The Language of Probability (BH Chapter 1)

Like the English language, the language of probability has its own nouns, verbs, and adjectives. Confusing these parts of speech will result in "category errors." Let's familiarize ourselves with these parts of speech.

**Probability**will always be a*value between 0 and 1 inclusive*that expresses how likely a particular event will occur out of all possible outcomes in the sample space. Moreover, $P(\Omega) = 1$.**Experiment**: An experiment is a process of obtaining outcomes about an uncertain phenomenon.**Sample space**($\Omega$): A sample space contains all the possible experimental outcomes that could happen.**Event**: An event is a certain subset of the sample space.**Naive Definition**- If all outcomes are equally likely, the probability of event {A} happening is

$P_{{naive}}(A) = \frac{{number\ of\ outcomes\ favorable\ to\ {A}}}{{number\ of\ outcomes}}$

**Intersection** - Given two events A and B, A ∩ B means A *and* B.

**Union** -Given two events A and B, A ∪ B means A *or* B.

**Complement** - Given an event A, $A^C$ is called A’s complement, and means when "A does *not* occur", everything that’s not in A.

**Subevent** - Given two events A and B, *A* ⊆ *B* means "B includes everything in A". We can write all valid events A as a subevent of the total sample space Ω: *A* ⊆ Ω.

**De Morgan’s Laws** - A useful identity that can make calculations easier by relating unions to intersections.

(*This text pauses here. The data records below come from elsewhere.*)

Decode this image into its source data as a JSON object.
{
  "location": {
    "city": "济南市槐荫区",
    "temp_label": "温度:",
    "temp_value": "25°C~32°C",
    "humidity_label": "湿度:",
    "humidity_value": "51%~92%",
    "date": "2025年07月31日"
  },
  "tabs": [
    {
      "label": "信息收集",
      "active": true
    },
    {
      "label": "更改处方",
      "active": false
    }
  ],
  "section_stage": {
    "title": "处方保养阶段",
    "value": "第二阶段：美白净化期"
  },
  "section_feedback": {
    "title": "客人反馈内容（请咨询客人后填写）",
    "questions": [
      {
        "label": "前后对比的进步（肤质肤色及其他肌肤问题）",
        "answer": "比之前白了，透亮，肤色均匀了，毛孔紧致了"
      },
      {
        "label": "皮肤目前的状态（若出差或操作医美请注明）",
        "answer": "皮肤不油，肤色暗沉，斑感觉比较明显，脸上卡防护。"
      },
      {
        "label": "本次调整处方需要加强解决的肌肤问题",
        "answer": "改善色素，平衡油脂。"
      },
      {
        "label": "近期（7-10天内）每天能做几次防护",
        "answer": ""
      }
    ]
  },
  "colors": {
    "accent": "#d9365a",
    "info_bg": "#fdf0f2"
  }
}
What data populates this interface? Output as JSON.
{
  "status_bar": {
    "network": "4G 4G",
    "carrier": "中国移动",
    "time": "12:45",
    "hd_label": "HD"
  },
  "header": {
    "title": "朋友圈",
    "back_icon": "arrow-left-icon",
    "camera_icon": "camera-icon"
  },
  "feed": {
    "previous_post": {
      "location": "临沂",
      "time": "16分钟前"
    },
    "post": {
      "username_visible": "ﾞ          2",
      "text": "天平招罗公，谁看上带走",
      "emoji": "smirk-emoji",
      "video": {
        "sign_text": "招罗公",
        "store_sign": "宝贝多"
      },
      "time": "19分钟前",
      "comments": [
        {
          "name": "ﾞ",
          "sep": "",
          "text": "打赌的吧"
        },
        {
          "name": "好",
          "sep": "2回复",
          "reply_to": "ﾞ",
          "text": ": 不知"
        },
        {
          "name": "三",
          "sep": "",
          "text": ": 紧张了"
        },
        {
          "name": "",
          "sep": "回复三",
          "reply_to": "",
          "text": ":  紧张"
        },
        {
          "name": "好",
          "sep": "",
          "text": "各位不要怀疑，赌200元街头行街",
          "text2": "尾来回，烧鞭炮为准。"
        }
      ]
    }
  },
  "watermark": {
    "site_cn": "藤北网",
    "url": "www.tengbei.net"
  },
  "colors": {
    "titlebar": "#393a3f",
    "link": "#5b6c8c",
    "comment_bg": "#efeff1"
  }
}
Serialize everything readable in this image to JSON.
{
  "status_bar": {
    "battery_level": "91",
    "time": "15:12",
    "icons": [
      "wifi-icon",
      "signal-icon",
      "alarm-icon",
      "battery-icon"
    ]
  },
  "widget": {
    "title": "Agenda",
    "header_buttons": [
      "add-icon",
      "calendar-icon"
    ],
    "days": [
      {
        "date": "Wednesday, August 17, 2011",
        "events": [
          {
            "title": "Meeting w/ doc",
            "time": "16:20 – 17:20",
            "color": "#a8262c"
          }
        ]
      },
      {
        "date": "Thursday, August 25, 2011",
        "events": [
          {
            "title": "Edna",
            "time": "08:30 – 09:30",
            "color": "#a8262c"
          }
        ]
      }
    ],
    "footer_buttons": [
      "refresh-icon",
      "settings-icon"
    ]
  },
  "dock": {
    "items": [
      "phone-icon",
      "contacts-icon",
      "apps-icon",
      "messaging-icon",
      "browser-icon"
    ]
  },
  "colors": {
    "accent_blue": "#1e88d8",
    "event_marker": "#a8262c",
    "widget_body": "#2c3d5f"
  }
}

Analogous results hold with more than two sets.

$\begin{array}{l}{(A \cup B)^{c}=A^{c} \cap B^{c}} \end{array}$

$\begin{array}{l}{ (A \cap B)^{c}=A^{c} \cup B^{c}}\end{array}$

**Principle of Inclusion-Exclusion** - For any events $A_1 ,\dots , A_n$,

$P\left(\bigcup_{i=1}^{n} A_{i}\right)=\sum_{i} P\left(A_{i}\right)-\sum_{i<j} P\left(A_{i} \cap A_{j}\right)+\cdots+(-1)^{n+1} P\left(A_{1} \cap \cdots \cap A_{n}\right)$

**Multiplication Rule** - If we have *n* decisions to make and the *j*-th decision has $r_j$outcomes, then the total number of potential outcomes is $r_1\cdot r_2\cdot\dots\cdot r_{n-1}\cdot r_n$

**Factorial** - The number of ways to order *n* objects is given as $n! = n\cdot(n-1)\cdot\dots\cdot2\cdot1$

**Binomial Coefficient Formula** - For *k* ≤ *n*, we have

$\binom{n}{k} = \binom{n}{n-k}$

**Binomial Theorem** - $(x+y)^n=\sum_{k=0}^n \binom{n}{k}x^k y^{n-k}$

The sampling table gives the number of possible samples of size $k$ out of a population of size $n$, under various assumptions about how the sample is collected.

$\begin{array}{c|cc}
& \text { Order Matters } & \text { Order Doesn't Matter } \\
\hline \text { With Replacement } & n^{k} & \left(\begin{array}{c}
n+k-1 \\
k
\end{array}\right) \\
\text { Without Replacement } & \frac{n !}{(n-k) !} & \left(\begin{array}{l}
n \\
k
\end{array}\right)
\end{array}$